■ DIRECTIONS
Your answer must be an exact copy of the data, without any pictures.

■ RECORDS PROVIDED
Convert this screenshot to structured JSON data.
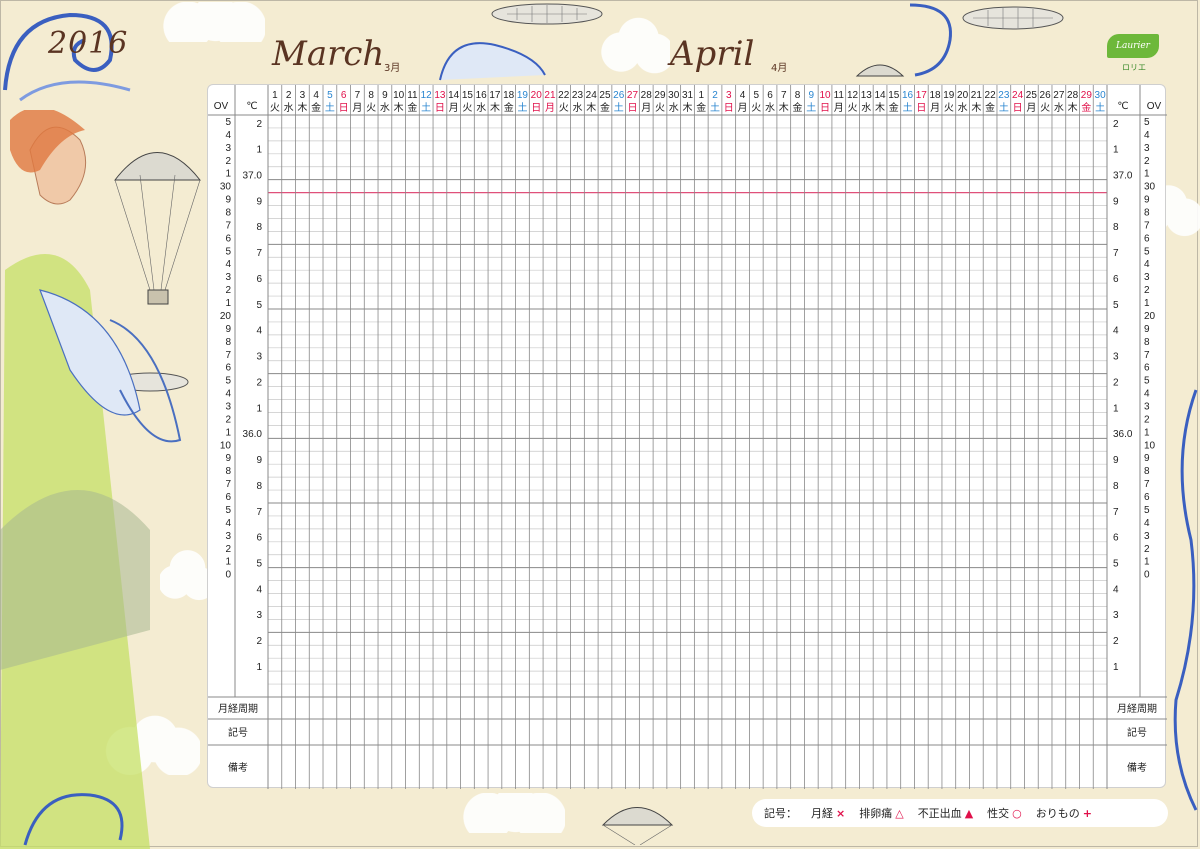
{
  "year": "2016",
  "months": [
    {
      "name": "March",
      "sub": "3月"
    },
    {
      "name": "April",
      "sub": "4月"
    }
  ],
  "logo": {
    "text": "Laurier",
    "sub": "ロリエ"
  },
  "columns": {
    "ov": "OV",
    "celsius": "℃"
  },
  "days": [
    {
      "d": "1",
      "w": "火",
      "c": "k"
    },
    {
      "d": "2",
      "w": "水",
      "c": "k"
    },
    {
      "d": "3",
      "w": "木",
      "c": "k"
    },
    {
      "d": "4",
      "w": "金",
      "c": "k"
    },
    {
      "d": "5",
      "w": "土",
      "c": "b"
    },
    {
      "d": "6",
      "w": "日",
      "c": "r"
    },
    {
      "d": "7",
      "w": "月",
      "c": "k"
    },
    {
      "d": "8",
      "w": "火",
      "c": "k"
    },
    {
      "d": "9",
      "w": "水",
      "c": "k"
    },
    {
      "d": "10",
      "w": "木",
      "c": "k"
    },
    {
      "d": "11",
      "w": "金",
      "c": "k"
    },
    {
      "d": "12",
      "w": "土",
      "c": "b"
    },
    {
      "d": "13",
      "w": "日",
      "c": "r"
    },
    {
      "d": "14",
      "w": "月",
      "c": "k"
    },
    {
      "d": "15",
      "w": "火",
      "c": "k"
    },
    {
      "d": "16",
      "w": "水",
      "c": "k"
    },
    {
      "d": "17",
      "w": "木",
      "c": "k"
    },
    {
      "d": "18",
      "w": "金",
      "c": "k"
    },
    {
      "d": "19",
      "w": "土",
      "c": "b"
    },
    {
      "d": "20",
      "w": "日",
      "c": "r"
    },
    {
      "d": "21",
      "w": "月",
      "c": "r"
    },
    {
      "d": "22",
      "w": "火",
      "c": "k"
    },
    {
      "d": "23",
      "w": "水",
      "c": "k"
    },
    {
      "d": "24",
      "w": "木",
      "c": "k"
    },
    {
      "d": "25",
      "w": "金",
      "c": "k"
    },
    {
      "d": "26",
      "w": "土",
      "c": "b"
    },
    {
      "d": "27",
      "w": "日",
      "c": "r"
    },
    {
      "d": "28",
      "w": "月",
      "c": "k"
    },
    {
      "d": "29",
      "w": "火",
      "c": "k"
    },
    {
      "d": "30",
      "w": "水",
      "c": "k"
    },
    {
      "d": "31",
      "w": "木",
      "c": "k"
    },
    {
      "d": "1",
      "w": "金",
      "c": "k"
    },
    {
      "d": "2",
      "w": "土",
      "c": "b"
    },
    {
      "d": "3",
      "w": "日",
      "c": "r"
    },
    {
      "d": "4",
      "w": "月",
      "c": "k"
    },
    {
      "d": "5",
      "w": "火",
      "c": "k"
    },
    {
      "d": "6",
      "w": "水",
      "c": "k"
    },
    {
      "d": "7",
      "w": "木",
      "c": "k"
    },
    {
      "d": "8",
      "w": "金",
      "c": "k"
    },
    {
      "d": "9",
      "w": "土",
      "c": "b"
    },
    {
      "d": "10",
      "w": "日",
      "c": "r"
    },
    {
      "d": "11",
      "w": "月",
      "c": "k"
    },
    {
      "d": "12",
      "w": "火",
      "c": "k"
    },
    {
      "d": "13",
      "w": "水",
      "c": "k"
    },
    {
      "d": "14",
      "w": "木",
      "c": "k"
    },
    {
      "d": "15",
      "w": "金",
      "c": "k"
    },
    {
      "d": "16",
      "w": "土",
      "c": "b"
    },
    {
      "d": "17",
      "w": "日",
      "c": "r"
    },
    {
      "d": "18",
      "w": "月",
      "c": "k"
    },
    {
      "d": "19",
      "w": "火",
      "c": "k"
    },
    {
      "d": "20",
      "w": "水",
      "c": "k"
    },
    {
      "d": "21",
      "w": "木",
      "c": "k"
    },
    {
      "d": "22",
      "w": "金",
      "c": "k"
    },
    {
      "d": "23",
      "w": "土",
      "c": "b"
    },
    {
      "d": "24",
      "w": "日",
      "c": "r"
    },
    {
      "d": "25",
      "w": "月",
      "c": "k"
    },
    {
      "d": "26",
      "w": "火",
      "c": "k"
    },
    {
      "d": "27",
      "w": "水",
      "c": "k"
    },
    {
      "d": "28",
      "w": "木",
      "c": "k"
    },
    {
      "d": "29",
      "w": "金",
      "c": "r"
    },
    {
      "d": "30",
      "w": "土",
      "c": "b"
    }
  ],
  "ov_labels": [
    "5",
    "4",
    "3",
    "2",
    "1",
    "30",
    "9",
    "8",
    "7",
    "6",
    "5",
    "4",
    "3",
    "2",
    "1",
    "20",
    "9",
    "8",
    "7",
    "6",
    "5",
    "4",
    "3",
    "2",
    "1",
    "10",
    "9",
    "8",
    "7",
    "6",
    "5",
    "4",
    "3",
    "2",
    "1",
    "0"
  ],
  "temp_labels": [
    "2",
    "1",
    "37.0",
    "9",
    "8",
    "7",
    "6",
    "5",
    "4",
    "3",
    "2",
    "1",
    "36.0",
    "9",
    "8",
    "7",
    "6",
    "5",
    "4",
    "3",
    "2",
    "1"
  ],
  "row_labels": [
    "月経周期",
    "記号",
    "備考"
  ],
  "legend": {
    "title": "記号：",
    "items": [
      {
        "label": "月経",
        "mark": "×"
      },
      {
        "label": "排卵痛",
        "mark": "△"
      },
      {
        "label": "不正出血",
        "mark": "▲"
      },
      {
        "label": "性交",
        "mark": "○"
      },
      {
        "label": "おりもの",
        "mark": "+"
      }
    ]
  },
  "colors": {
    "red": "#e0104a",
    "blue": "#2a86d0",
    "black": "#222222",
    "grid": "#888888",
    "grid_light": "#c8c8c8",
    "ref_line": "#e0507a"
  }
}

■ SOLVED PROBLEM
Convert this screenshot to structured JSON data.
{
  "year": "2016",
  "months": [
    {
      "name": "March",
      "sub": "3月"
    },
    {
      "name": "April",
      "sub": "4月"
    }
  ],
  "logo": {
    "text": "Laurier",
    "sub": "ロリエ"
  },
  "columns": {
    "ov": "OV",
    "celsius": "℃"
  },
  "days": [
    {
      "d": "1",
      "w": "火",
      "c": "k"
    },
    {
      "d": "2",
      "w": "水",
      "c": "k"
    },
    {
      "d": "3",
      "w": "木",
      "c": "k"
    },
    {
      "d": "4",
      "w": "金",
      "c": "k"
    },
    {
      "d": "5",
      "w": "土",
      "c": "b"
    },
    {
      "d": "6",
      "w": "日",
      "c": "r"
    },
    {
      "d": "7",
      "w": "月",
      "c": "k"
    },
    {
      "d": "8",
      "w": "火",
      "c": "k"
    },
    {
      "d": "9",
      "w": "水",
      "c": "k"
    },
    {
      "d": "10",
      "w": "木",
      "c": "k"
    },
    {
      "d": "11",
      "w": "金",
      "c": "k"
    },
    {
      "d": "12",
      "w": "土",
      "c": "b"
    },
    {
      "d": "13",
      "w": "日",
      "c": "r"
    },
    {
      "d": "14",
      "w": "月",
      "c": "k"
    },
    {
      "d": "15",
      "w": "火",
      "c": "k"
    },
    {
      "d": "16",
      "w": "水",
      "c": "k"
    },
    {
      "d": "17",
      "w": "木",
      "c": "k"
    },
    {
      "d": "18",
      "w": "金",
      "c": "k"
    },
    {
      "d": "19",
      "w": "土",
      "c": "b"
    },
    {
      "d": "20",
      "w": "日",
      "c": "r"
    },
    {
      "d": "21",
      "w": "月",
      "c": "r"
    },
    {
      "d": "22",
      "w": "火",
      "c": "k"
    },
    {
      "d": "23",
      "w": "水",
      "c": "k"
    },
    {
      "d": "24",
      "w": "木",
      "c": "k"
    },
    {
      "d": "25",
      "w": "金",
      "c": "k"
    },
    {
      "d": "26",
      "w": "土",
      "c": "b"
    },
    {
      "d": "27",
      "w": "日",
      "c": "r"
    },
    {
      "d": "28",
      "w": "月",
      "c": "k"
    },
    {
      "d": "29",
      "w": "火",
      "c": "k"
    },
    {
      "d": "30",
      "w": "水",
      "c": "k"
    },
    {
      "d": "31",
      "w": "木",
      "c": "k"
    },
    {
      "d": "1",
      "w": "金",
      "c": "k"
    },
    {
      "d": "2",
      "w": "土",
      "c": "b"
    },
    {
      "d": "3",
      "w": "日",
      "c": "r"
    },
    {
      "d": "4",
      "w": "月",
      "c": "k"
    },
    {
      "d": "5",
      "w": "火",
      "c": "k"
    },
    {
      "d": "6",
      "w": "水",
      "c": "k"
    },
    {
      "d": "7",
      "w": "木",
      "c": "k"
    },
    {
      "d": "8",
      "w": "金",
      "c": "k"
    },
    {
      "d": "9",
      "w": "土",
      "c": "b"
    },
    {
      "d": "10",
      "w": "日",
      "c": "r"
    },
    {
      "d": "11",
      "w": "月",
      "c": "k"
    },
    {
      "d": "12",
      "w": "火",
      "c": "k"
    },
    {
      "d": "13",
      "w": "水",
      "c": "k"
    },
    {
      "d": "14",
      "w": "木",
      "c": "k"
    },
    {
      "d": "15",
      "w": "金",
      "c": "k"
    },
    {
      "d": "16",
      "w": "土",
      "c": "b"
    },
    {
      "d": "17",
      "w": "日",
      "c": "r"
    },
    {
      "d": "18",
      "w": "月",
      "c": "k"
    },
    {
      "d": "19",
      "w": "火",
      "c": "k"
    },
    {
      "d": "20",
      "w": "水",
      "c": "k"
    },
    {
      "d": "21",
      "w": "木",
      "c": "k"
    },
    {
      "d": "22",
      "w": "金",
      "c": "k"
    },
    {
      "d": "23",
      "w": "土",
      "c": "b"
    },
    {
      "d": "24",
      "w": "日",
      "c": "r"
    },
    {
      "d": "25",
      "w": "月",
      "c": "k"
    },
    {
      "d": "26",
      "w": "火",
      "c": "k"
    },
    {
      "d": "27",
      "w": "水",
      "c": "k"
    },
    {
      "d": "28",
      "w": "木",
      "c": "k"
    },
    {
      "d": "29",
      "w": "金",
      "c": "r"
    },
    {
      "d": "30",
      "w": "土",
      "c": "b"
    }
  ],
  "ov_labels": [
    "5",
    "4",
    "3",
    "2",
    "1",
    "30",
    "9",
    "8",
    "7",
    "6",
    "5",
    "4",
    "3",
    "2",
    "1",
    "20",
    "9",
    "8",
    "7",
    "6",
    "5",
    "4",
    "3",
    "2",
    "1",
    "10",
    "9",
    "8",
    "7",
    "6",
    "5",
    "4",
    "3",
    "2",
    "1",
    "0"
  ],
  "temp_labels": [
    "2",
    "1",
    "37.0",
    "9",
    "8",
    "7",
    "6",
    "5",
    "4",
    "3",
    "2",
    "1",
    "36.0",
    "9",
    "8",
    "7",
    "6",
    "5",
    "4",
    "3",
    "2",
    "1"
  ],
  "row_labels": [
    "月経周期",
    "記号",
    "備考"
  ],
  "legend": {
    "title": "記号：",
    "items": [
      {
        "label": "月経",
        "mark": "×"
      },
      {
        "label": "排卵痛",
        "mark": "△"
      },
      {
        "label": "不正出血",
        "mark": "▲"
      },
      {
        "label": "性交",
        "mark": "○"
      },
      {
        "label": "おりもの",
        "mark": "+"
      }
    ]
  },
  "colors": {
    "red": "#e0104a",
    "blue": "#2a86d0",
    "black": "#222222",
    "grid": "#888888",
    "grid_light": "#c8c8c8",
    "ref_line": "#e0507a"
  }
}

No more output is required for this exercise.